Your task:
For every record beneath this instruction, give an exact repetition, omitting images.

Working data:

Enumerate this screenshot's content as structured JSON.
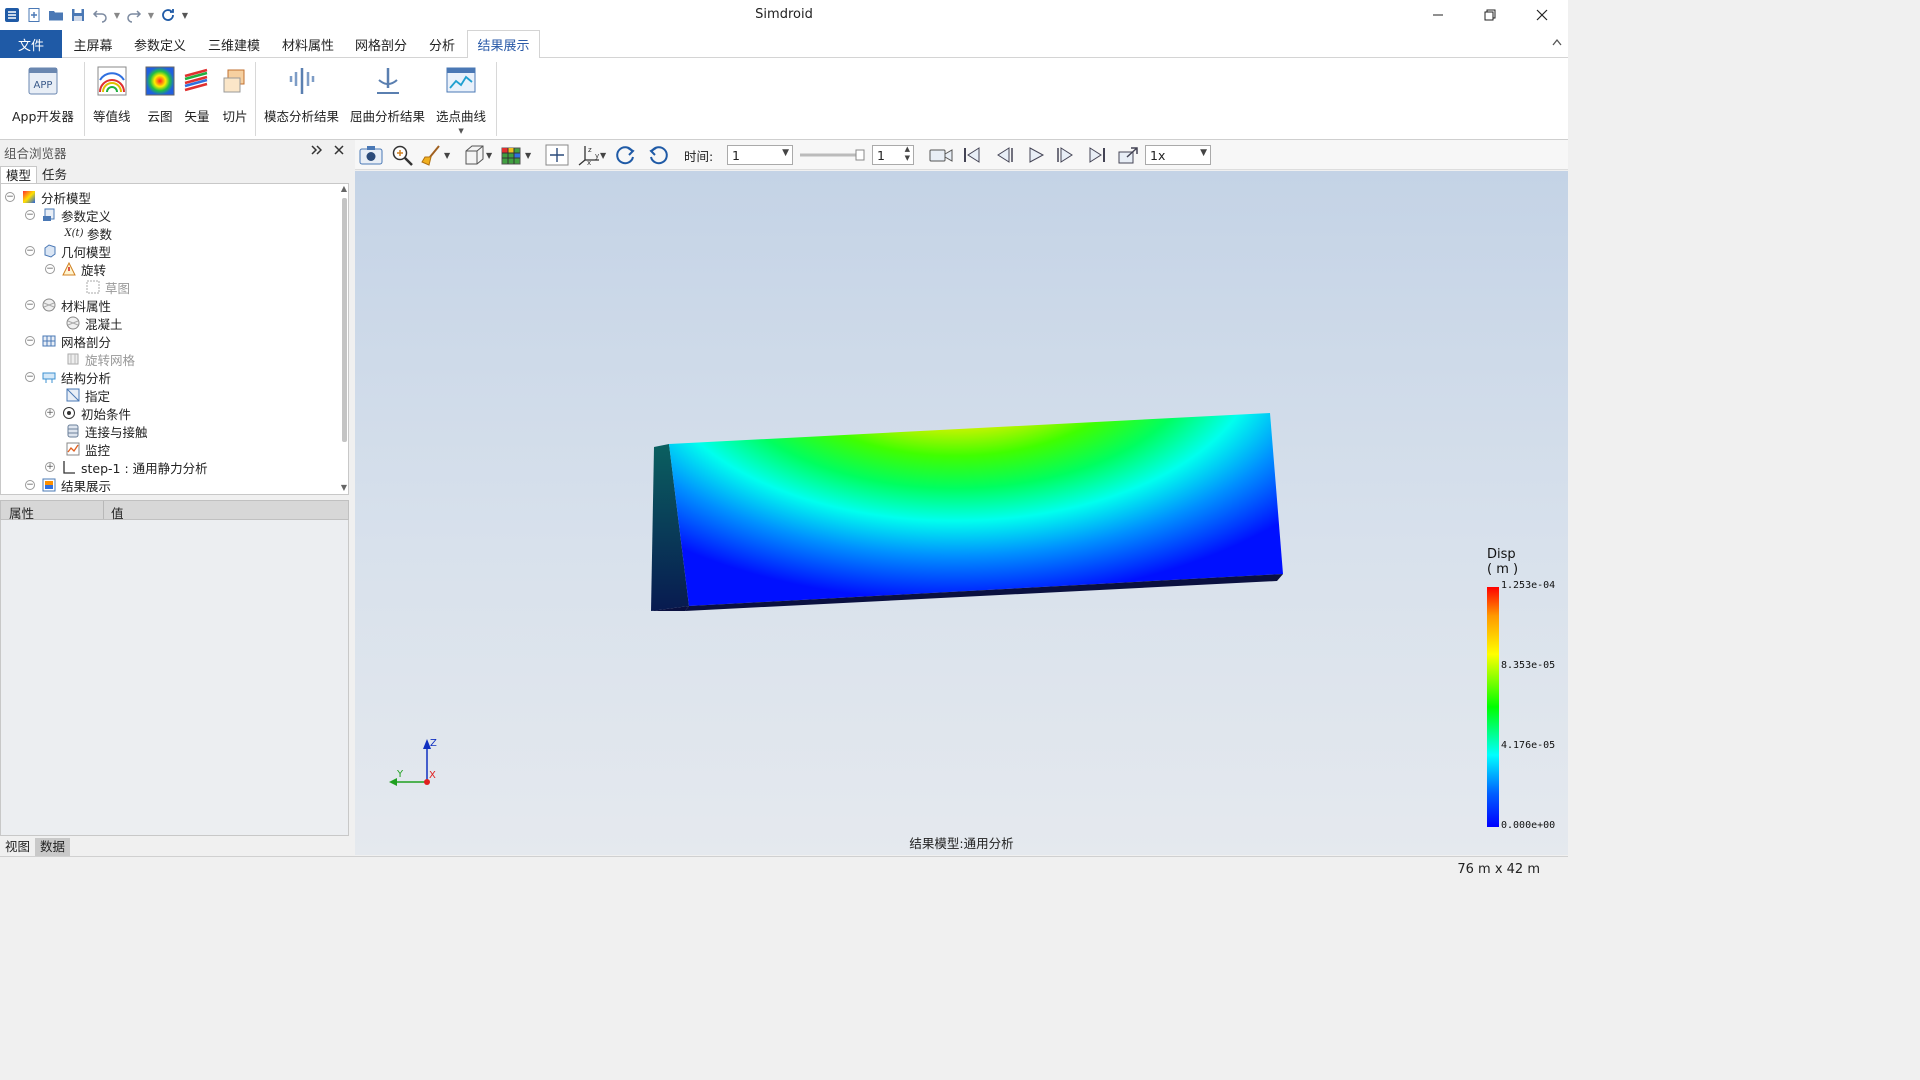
{
  "app": {
    "title": "Simdroid"
  },
  "ribbon_tabs": [
    "文件",
    "主屏幕",
    "参数定义",
    "三维建模",
    "材料属性",
    "网格剖分",
    "分析",
    "结果展示"
  ],
  "ribbon_buttons": {
    "app_dev": "App开发器",
    "app_icon_text": "APP",
    "contour": "等值线",
    "cloud": "云图",
    "vector": "矢量",
    "slice": "切片",
    "modal": "模态分析结果",
    "buckling": "屈曲分析结果",
    "pick_curve": "选点曲线"
  },
  "browser": {
    "title": "组合浏览器",
    "tabs": [
      "模型",
      "任务"
    ],
    "tree": {
      "analysis_model": "分析模型",
      "param_def": "参数定义",
      "param_icon": "X(t)",
      "params": "参数",
      "geometry": "几何模型",
      "revolve": "旋转",
      "sketch": "草图",
      "materials": "材料属性",
      "concrete": "混凝土",
      "meshing": "网格剖分",
      "revolve_mesh": "旋转网格",
      "structural": "结构分析",
      "assign": "指定",
      "initial": "初始条件",
      "contact": "连接与接触",
      "monitor": "监控",
      "step": "step-1 : 通用静力分析",
      "results": "结果展示"
    }
  },
  "properties": {
    "col_property": "属性",
    "col_value": "值"
  },
  "bottom_tabs": [
    "视图",
    "数据"
  ],
  "viewport_toolbar": {
    "time_label": "时间:",
    "time_value": "1",
    "frame_value": "1",
    "speed_value": "1x"
  },
  "legend": {
    "title": "Disp",
    "unit": "( m )",
    "labels": [
      "1.253e-04",
      "8.353e-05",
      "4.176e-05",
      "0.000e+00"
    ]
  },
  "axes": {
    "z": "Z",
    "y": "Y",
    "x": "X"
  },
  "viewport_caption": "结果模型:通用分析",
  "status": {
    "dimensions": "76 m x 42 m"
  },
  "colors": {
    "file_tab": "#1f5aa6",
    "active_tab_text": "#2a5aa8",
    "legend_max": "#ff0000",
    "legend_min": "#0000ff"
  }
}
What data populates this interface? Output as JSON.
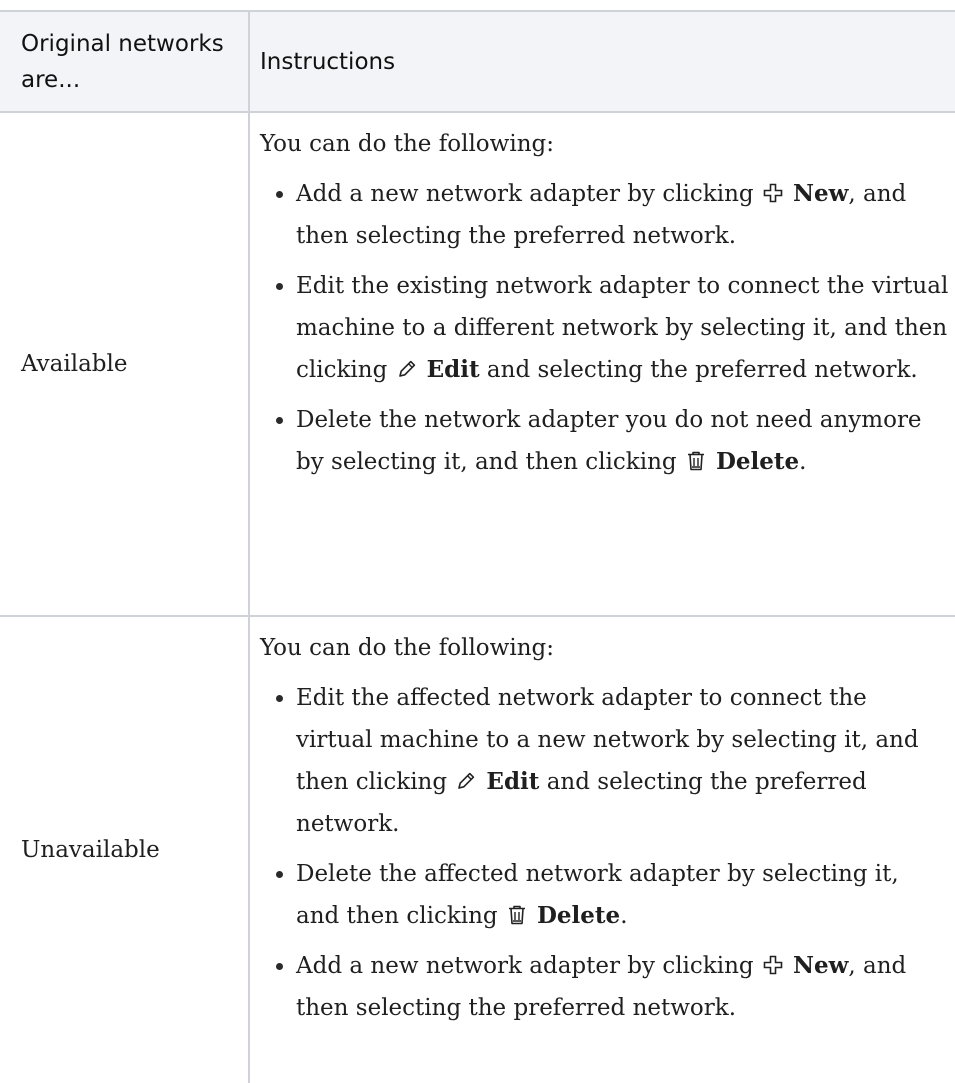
{
  "table": {
    "headers": {
      "col1": "Original networks are...",
      "col2": "Instructions"
    },
    "rows": [
      {
        "state": "Available",
        "lead": "You can do the following:",
        "bullets": [
          {
            "pre": "Add a new network adapter by clicking",
            "icon": "plus-icon",
            "button": "New",
            "post": ", and then selecting the preferred network."
          },
          {
            "pre": "Edit the existing network adapter to connect the virtual machine to a different network by selecting it, and then clicking",
            "icon": "pencil-icon",
            "button": "Edit",
            "post": " and selecting the preferred network."
          },
          {
            "pre": "Delete the network adapter you do not need anymore by selecting it, and then clicking",
            "icon": "trash-icon",
            "button": "Delete",
            "post": "."
          }
        ]
      },
      {
        "state": "Unavailable",
        "lead": "You can do the following:",
        "bullets": [
          {
            "pre": "Edit the affected network adapter to connect the virtual machine to a new network by selecting it, and then clicking",
            "icon": "pencil-icon",
            "button": "Edit",
            "post": " and selecting the preferred network."
          },
          {
            "pre": "Delete the affected network adapter by selecting it, and then clicking",
            "icon": "trash-icon",
            "button": "Delete",
            "post": "."
          },
          {
            "pre": "Add a new network adapter by clicking",
            "icon": "plus-icon",
            "button": "New",
            "post": ", and then selecting the preferred network."
          }
        ]
      }
    ]
  },
  "colors": {
    "header_background": "#f2f4f8",
    "border": "#cfd2d7",
    "text": "#1f1f1f"
  }
}
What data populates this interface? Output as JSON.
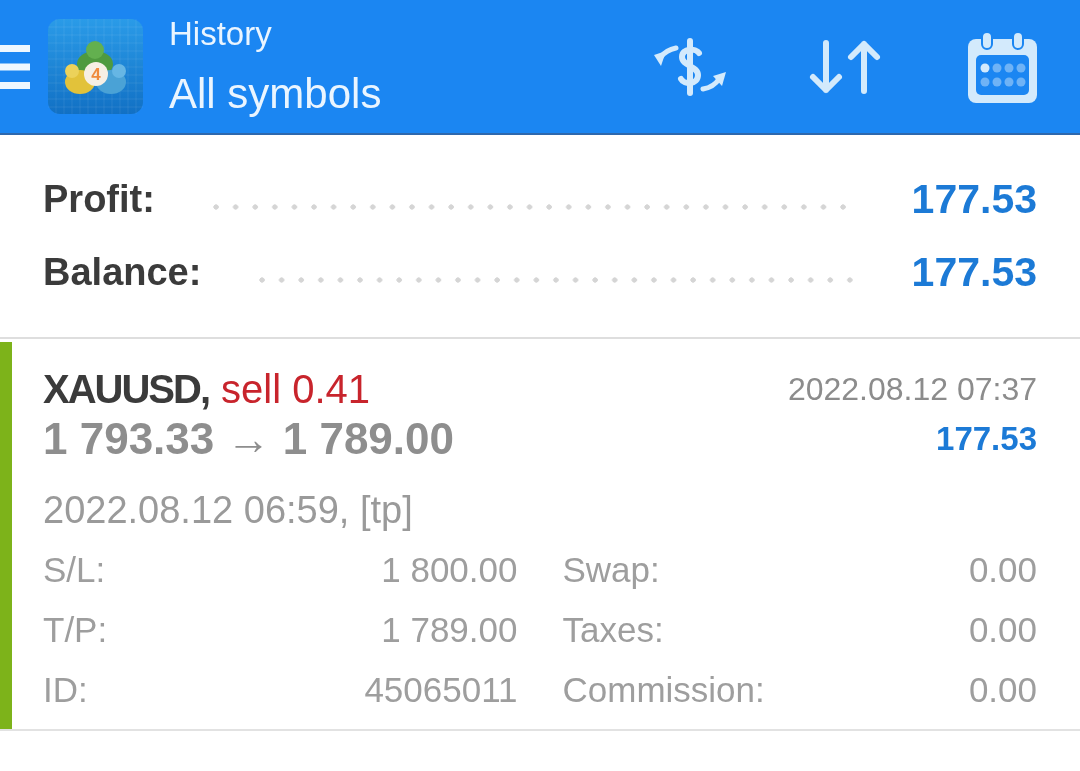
{
  "toolbar": {
    "logo_badge": "4",
    "title": "History",
    "subtitle": "All symbols"
  },
  "summary": [
    {
      "label": "Profit:",
      "value": "177.53"
    },
    {
      "label": "Balance:",
      "value": "177.53"
    }
  ],
  "deals": [
    {
      "color": "#7db31a",
      "symbol": "XAUUSD,",
      "kind": "sell",
      "order": "sell 0.41",
      "time": "2022.08.12 07:37",
      "prices": "**1 793.33** → **1 789.00**",
      "profit": "177.53",
      "open_info": "2022.08.12 06:59, [tp]",
      "fields": [
        {
          "label": "S/L:",
          "value": "1 800.00"
        },
        {
          "label": "Swap:",
          "value": "0.00"
        },
        {
          "label": "T/P:",
          "value": "1 789.00"
        },
        {
          "label": "Taxes:",
          "value": "0.00"
        },
        {
          "label": "ID:",
          "value": "45065011"
        },
        {
          "label": "Commission:",
          "value": "0.00"
        }
      ]
    }
  ]
}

Exercise response:
Enumerate this screenshot's content as structured JSON.
{
  "app": {
    "title": "Simdroid"
  },
  "ribbon_tabs": [
    "文件",
    "主屏幕",
    "参数定义",
    "三维建模",
    "材料属性",
    "网格剖分",
    "分析",
    "结果展示"
  ],
  "ribbon_buttons": {
    "app_dev": "App开发器",
    "app_icon_text": "APP",
    "contour": "等值线",
    "cloud": "云图",
    "vector": "矢量",
    "slice": "切片",
    "modal": "模态分析结果",
    "buckling": "屈曲分析结果",
    "pick_curve": "选点曲线"
  },
  "browser": {
    "title": "组合浏览器",
    "tabs": [
      "模型",
      "任务"
    ],
    "tree": {
      "analysis_model": "分析模型",
      "param_def": "参数定义",
      "param_icon": "X(t)",
      "params": "参数",
      "geometry": "几何模型",
      "revolve": "旋转",
      "sketch": "草图",
      "materials": "材料属性",
      "concrete": "混凝土",
      "meshing": "网格剖分",
      "revolve_mesh": "旋转网格",
      "structural": "结构分析",
      "assign": "指定",
      "initial": "初始条件",
      "contact": "连接与接触",
      "monitor": "监控",
      "step": "step-1 : 通用静力分析",
      "results": "结果展示"
    }
  },
  "properties": {
    "col_property": "属性",
    "col_value": "值"
  },
  "bottom_tabs": [
    "视图",
    "数据"
  ],
  "viewport_toolbar": {
    "time_label": "时间:",
    "time_value": "1",
    "frame_value": "1",
    "speed_value": "1x"
  },
  "legend": {
    "title": "Disp",
    "unit": "( m )",
    "labels": [
      "1.253e-04",
      "8.353e-05",
      "4.176e-05",
      "0.000e+00"
    ]
  },
  "axes": {
    "z": "Z",
    "y": "Y",
    "x": "X"
  },
  "viewport_caption": "结果模型:通用分析",
  "status": {
    "dimensions": "76 m x 42 m"
  },
  "colors": {
    "file_tab": "#1f5aa6",
    "active_tab_text": "#2a5aa8",
    "legend_max": "#ff0000",
    "legend_min": "#0000ff"
  }
}
What data populates this interface? Output as JSON.
{
  "table": {
    "headers": {
      "col1": "Original networks are...",
      "col2": "Instructions"
    },
    "rows": [
      {
        "state": "Available",
        "lead": "You can do the following:",
        "bullets": [
          {
            "pre": "Add a new network adapter by clicking",
            "icon": "plus-icon",
            "button": "New",
            "post": ", and then selecting the preferred network."
          },
          {
            "pre": "Edit the existing network adapter to connect the virtual machine to a different network by selecting it, and then clicking",
            "icon": "pencil-icon",
            "button": "Edit",
            "post": " and selecting the preferred network."
          },
          {
            "pre": "Delete the network adapter you do not need anymore by selecting it, and then clicking",
            "icon": "trash-icon",
            "button": "Delete",
            "post": "."
          }
        ]
      },
      {
        "state": "Unavailable",
        "lead": "You can do the following:",
        "bullets": [
          {
            "pre": "Edit the affected network adapter to connect the virtual machine to a new network by selecting it, and then clicking",
            "icon": "pencil-icon",
            "button": "Edit",
            "post": " and selecting the preferred network."
          },
          {
            "pre": "Delete the affected network adapter by selecting it, and then clicking",
            "icon": "trash-icon",
            "button": "Delete",
            "post": "."
          },
          {
            "pre": "Add a new network adapter by clicking",
            "icon": "plus-icon",
            "button": "New",
            "post": ", and then selecting the preferred network."
          }
        ]
      }
    ]
  },
  "colors": {
    "header_background": "#f2f4f8",
    "border": "#cfd2d7",
    "text": "#1f1f1f"
  }
}
What data populates this interface? Output as JSON.
{
  "toolbar": {
    "logo_badge": "4",
    "title": "History",
    "subtitle": "All symbols"
  },
  "summary": [
    {
      "label": "Profit:",
      "value": "177.53"
    },
    {
      "label": "Balance:",
      "value": "177.53"
    }
  ],
  "deals": [
    {
      "color": "#7db31a",
      "symbol": "XAUUSD,",
      "kind": "sell",
      "order": "sell 0.41",
      "time": "2022.08.12 07:37",
      "prices": "**1 793.33** → **1 789.00**",
      "profit": "177.53",
      "open_info": "2022.08.12 06:59, [tp]",
      "fields": [
        {
          "label": "S/L:",
          "value": "1 800.00"
        },
        {
          "label": "Swap:",
          "value": "0.00"
        },
        {
          "label": "T/P:",
          "value": "1 789.00"
        },
        {
          "label": "Taxes:",
          "value": "0.00"
        },
        {
          "label": "ID:",
          "value": "45065011"
        },
        {
          "label": "Commission:",
          "value": "0.00"
        }
      ]
    }
  ]
}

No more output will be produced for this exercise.